Mental health is just as important as physical health to a child's well-being.

Mental health is just as important as physical health to a child's well-being.

Communicating With Parents and Families

Establishing strong relationships with the families you serve is important to building trust so families see you as a partner in their child’s development. Sharing growth and developmental milestones on a routine basis (at pick up and drop off is a great time) helps families have a better understanding of their child’s development and behavior. Communicating when a child does something early or late in their development is important to share with families.

Strategies for optimal ongoing communication

•Have an orientation meeting with families where you explain how you will communicate, talk about your daily routines and ask about their routines at home (eating, sleeping, playing), explain how you will get to know them and their child (i.e. Daily log, Temperament Screen, Sensory Checklist), and why regular open communication is important for their child to be successful.
• Greet families at drop off and pick up. Try and exchange a word or two about how they are and how their children are doing.
• For new families, inform them that you value them and want to work with them as a team in the best interest of their child.
• Regularly share information about typical, healthy developmental milestones via handouts, newsletters, posters or flyers.
• Jot down a descriptive note about each child’s day and share it with the family. Saying something positive that happened each day is a great way to develop a positive relationship.
• Meet periodically with parents to share information about their child’s progress in your program. Don’t wait to meet until there is a problem to address.
• If you observe something that concerns you, ask the family what they see at home.
• Respect the family culture especially related to developmental milestones, discipline, eating and sleeping routines and rules for play.
• Ask the family to share techniques that they have found to work at home and try them in the child care setting.
• Share with the family any techniques you have found to work well, and ask them to try them at home.

How to approach parents/families when there is an issue with a child
Communicating concerns with families about their child’s development will be much easier if you have already established a meaningful relationship, are prepared, and focus your conversation on specific developmental milestones and wonder with the parent about the concerns you have noted.

If you have questions about a child’s growth and development (as well as social and emotional development):

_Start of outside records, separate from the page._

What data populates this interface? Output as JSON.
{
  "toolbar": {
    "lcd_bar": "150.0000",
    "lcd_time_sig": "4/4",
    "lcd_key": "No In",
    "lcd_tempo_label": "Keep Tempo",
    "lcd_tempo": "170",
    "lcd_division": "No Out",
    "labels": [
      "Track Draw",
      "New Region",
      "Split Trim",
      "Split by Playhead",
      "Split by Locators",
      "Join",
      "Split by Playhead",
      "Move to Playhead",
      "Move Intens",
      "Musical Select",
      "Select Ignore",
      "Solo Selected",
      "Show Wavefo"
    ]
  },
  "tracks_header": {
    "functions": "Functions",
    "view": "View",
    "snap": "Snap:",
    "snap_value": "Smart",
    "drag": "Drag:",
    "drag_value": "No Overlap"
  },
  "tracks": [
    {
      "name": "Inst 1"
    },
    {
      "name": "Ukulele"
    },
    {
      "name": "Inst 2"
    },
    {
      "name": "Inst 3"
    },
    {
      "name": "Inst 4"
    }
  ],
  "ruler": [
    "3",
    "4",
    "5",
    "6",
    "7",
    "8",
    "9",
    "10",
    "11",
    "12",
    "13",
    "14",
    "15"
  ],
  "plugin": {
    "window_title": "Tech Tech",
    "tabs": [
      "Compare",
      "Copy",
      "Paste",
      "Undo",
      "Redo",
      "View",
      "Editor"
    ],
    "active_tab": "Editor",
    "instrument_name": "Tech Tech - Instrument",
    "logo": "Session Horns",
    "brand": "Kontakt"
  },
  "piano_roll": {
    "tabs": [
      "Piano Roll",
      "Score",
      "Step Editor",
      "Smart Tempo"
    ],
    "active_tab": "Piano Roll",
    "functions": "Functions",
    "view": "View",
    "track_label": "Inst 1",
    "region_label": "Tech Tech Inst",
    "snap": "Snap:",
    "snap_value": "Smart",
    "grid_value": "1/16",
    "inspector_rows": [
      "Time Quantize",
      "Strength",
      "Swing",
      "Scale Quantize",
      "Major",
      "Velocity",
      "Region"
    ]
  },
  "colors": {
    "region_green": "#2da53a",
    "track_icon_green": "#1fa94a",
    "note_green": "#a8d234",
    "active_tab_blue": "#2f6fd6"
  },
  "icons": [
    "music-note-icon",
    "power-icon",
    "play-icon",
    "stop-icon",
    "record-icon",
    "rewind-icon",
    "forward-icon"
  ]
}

  • Make sure you know the policies in place at your child care setting before you have conversations with parents and be sure to include appropriate supervisors in the meeting if necessary.
  • Hold the meeting in an area that is private and comfortable.
  • Be prepared.
  • Practice good listening skills:
    • Maintain eye contact
    • Give encouraging responses
    • Use body language that tells parents you are actively listening
    • Listen honestly and openly to the parents’ perspectives and priorities
  • Start off the conversation with something positive about the child and his/her development.
  • Focus on specific developmental milestones without making a diagnosis.
  • Encourage families to share concerns with their child’s primary healthcare provider.
  • Bring resources for families for referrals if necessary. (See section on Local and National Supports)
  • In some cases, consider connecting with an early childhood mental health consultant. In Connecticut, you can call the Early Childhood Consultation Partnership at 1-860-704-6378 or the Child Development Infoline at 1-800-505-7000.

 

Visit our Evidence-Based Practice Directory

KidsMentalHealthInfo.com has an evidence-based practice directory that lists mental health providers trained in popular evidence-based practices available in Connecticut for children and families with behavioral health needs. Evidence-based practices are those supported by research showing that they work for most children.